[Excerpts from an interface dataset]

++++++++++

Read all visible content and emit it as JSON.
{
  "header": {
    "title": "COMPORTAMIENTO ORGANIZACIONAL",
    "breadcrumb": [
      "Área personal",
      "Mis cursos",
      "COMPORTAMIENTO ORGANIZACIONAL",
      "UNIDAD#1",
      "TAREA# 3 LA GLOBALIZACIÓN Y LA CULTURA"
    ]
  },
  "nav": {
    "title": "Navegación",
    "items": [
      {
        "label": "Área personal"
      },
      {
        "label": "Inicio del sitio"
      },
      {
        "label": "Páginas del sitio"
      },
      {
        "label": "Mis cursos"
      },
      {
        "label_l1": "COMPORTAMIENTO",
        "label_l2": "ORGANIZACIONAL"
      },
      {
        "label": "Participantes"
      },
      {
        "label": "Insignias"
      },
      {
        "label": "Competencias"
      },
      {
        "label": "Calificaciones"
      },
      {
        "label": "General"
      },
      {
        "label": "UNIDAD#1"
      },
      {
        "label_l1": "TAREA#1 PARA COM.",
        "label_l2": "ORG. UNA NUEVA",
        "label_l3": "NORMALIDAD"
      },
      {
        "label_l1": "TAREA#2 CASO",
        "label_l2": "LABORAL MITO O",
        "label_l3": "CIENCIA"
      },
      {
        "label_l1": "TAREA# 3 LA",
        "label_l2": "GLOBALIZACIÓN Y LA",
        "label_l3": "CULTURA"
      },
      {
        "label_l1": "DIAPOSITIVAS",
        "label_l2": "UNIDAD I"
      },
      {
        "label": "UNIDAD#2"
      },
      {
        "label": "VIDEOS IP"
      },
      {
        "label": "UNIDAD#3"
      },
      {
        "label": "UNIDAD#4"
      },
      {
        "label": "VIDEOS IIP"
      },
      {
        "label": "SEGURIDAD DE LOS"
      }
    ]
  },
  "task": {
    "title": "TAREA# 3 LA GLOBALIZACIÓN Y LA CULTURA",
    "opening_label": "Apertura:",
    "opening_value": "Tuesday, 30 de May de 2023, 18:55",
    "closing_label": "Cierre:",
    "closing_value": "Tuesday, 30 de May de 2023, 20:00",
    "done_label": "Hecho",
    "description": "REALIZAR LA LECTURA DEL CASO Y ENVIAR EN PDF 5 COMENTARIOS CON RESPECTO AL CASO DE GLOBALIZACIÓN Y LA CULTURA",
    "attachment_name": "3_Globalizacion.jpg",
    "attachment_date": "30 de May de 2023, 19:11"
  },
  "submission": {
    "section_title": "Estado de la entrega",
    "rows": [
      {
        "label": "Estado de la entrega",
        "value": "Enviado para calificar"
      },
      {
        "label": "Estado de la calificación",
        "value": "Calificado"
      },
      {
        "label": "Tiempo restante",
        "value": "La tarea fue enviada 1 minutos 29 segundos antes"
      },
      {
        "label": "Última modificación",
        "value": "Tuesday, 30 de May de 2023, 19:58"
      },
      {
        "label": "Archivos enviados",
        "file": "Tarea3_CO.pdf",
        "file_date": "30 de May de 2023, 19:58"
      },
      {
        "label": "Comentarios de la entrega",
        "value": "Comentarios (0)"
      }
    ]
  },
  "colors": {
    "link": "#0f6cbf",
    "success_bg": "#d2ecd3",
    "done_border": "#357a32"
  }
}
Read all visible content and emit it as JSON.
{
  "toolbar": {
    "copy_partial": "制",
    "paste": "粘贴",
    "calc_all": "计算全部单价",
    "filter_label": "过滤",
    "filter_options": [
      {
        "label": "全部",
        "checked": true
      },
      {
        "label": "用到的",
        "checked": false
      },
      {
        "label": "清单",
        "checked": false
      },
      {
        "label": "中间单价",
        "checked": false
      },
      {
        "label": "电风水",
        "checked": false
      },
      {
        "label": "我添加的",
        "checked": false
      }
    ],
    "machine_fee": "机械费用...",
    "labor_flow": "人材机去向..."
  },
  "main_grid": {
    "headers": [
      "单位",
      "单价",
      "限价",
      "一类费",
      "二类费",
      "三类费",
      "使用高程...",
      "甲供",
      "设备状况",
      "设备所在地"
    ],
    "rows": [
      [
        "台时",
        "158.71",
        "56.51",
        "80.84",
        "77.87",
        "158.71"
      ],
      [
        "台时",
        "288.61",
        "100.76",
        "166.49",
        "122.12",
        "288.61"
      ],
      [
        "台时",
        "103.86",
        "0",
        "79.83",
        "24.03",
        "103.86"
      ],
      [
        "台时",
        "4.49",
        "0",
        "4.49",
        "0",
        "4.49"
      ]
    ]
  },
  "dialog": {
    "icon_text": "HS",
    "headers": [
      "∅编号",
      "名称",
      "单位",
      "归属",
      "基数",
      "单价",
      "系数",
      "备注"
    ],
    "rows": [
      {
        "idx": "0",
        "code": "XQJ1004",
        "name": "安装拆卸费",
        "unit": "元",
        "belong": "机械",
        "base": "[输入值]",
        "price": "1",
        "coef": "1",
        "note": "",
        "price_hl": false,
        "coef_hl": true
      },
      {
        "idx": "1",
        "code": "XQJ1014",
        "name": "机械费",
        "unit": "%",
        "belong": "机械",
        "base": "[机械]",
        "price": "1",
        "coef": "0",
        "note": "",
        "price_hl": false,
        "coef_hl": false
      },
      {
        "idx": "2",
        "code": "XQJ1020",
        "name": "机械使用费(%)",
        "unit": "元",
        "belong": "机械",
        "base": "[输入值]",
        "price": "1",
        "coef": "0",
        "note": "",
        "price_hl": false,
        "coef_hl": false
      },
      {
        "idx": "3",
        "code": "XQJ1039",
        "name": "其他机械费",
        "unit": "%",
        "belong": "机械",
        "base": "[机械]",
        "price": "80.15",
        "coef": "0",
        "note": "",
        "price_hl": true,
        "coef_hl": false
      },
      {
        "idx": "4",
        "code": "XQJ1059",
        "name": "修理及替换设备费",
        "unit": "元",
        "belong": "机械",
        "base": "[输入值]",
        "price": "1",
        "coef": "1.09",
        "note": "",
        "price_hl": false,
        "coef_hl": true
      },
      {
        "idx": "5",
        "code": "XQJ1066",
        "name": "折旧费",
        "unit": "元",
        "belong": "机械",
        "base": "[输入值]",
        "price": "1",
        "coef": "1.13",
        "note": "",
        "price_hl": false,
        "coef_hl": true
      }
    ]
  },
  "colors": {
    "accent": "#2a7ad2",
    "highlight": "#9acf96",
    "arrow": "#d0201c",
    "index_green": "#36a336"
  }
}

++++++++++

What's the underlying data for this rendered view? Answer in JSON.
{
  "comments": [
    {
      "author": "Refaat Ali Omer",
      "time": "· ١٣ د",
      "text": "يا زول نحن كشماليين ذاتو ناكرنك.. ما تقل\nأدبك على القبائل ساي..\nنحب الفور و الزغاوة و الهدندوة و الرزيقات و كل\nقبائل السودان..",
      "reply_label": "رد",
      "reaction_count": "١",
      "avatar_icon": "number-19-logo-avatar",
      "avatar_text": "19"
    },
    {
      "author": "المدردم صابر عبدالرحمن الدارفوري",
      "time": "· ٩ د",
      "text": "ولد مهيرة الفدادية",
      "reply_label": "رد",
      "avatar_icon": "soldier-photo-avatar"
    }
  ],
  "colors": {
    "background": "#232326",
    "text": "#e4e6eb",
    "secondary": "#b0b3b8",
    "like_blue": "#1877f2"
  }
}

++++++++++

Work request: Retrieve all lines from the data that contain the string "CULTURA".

Answer box:
      "TAREA# 3 LA GLOBALIZACIÓN Y LA CULTURA"
        "label_l3": "CULTURA"
    "title": "TAREA# 3 LA GLOBALIZACIÓN Y LA CULTURA",
    "description": "REALIZAR LA LECTURA DEL CASO Y ENVIAR EN PDF 5 COMENTARIOS CON RESPECTO AL CASO DE GLOBALIZACIÓN Y LA CULTURA",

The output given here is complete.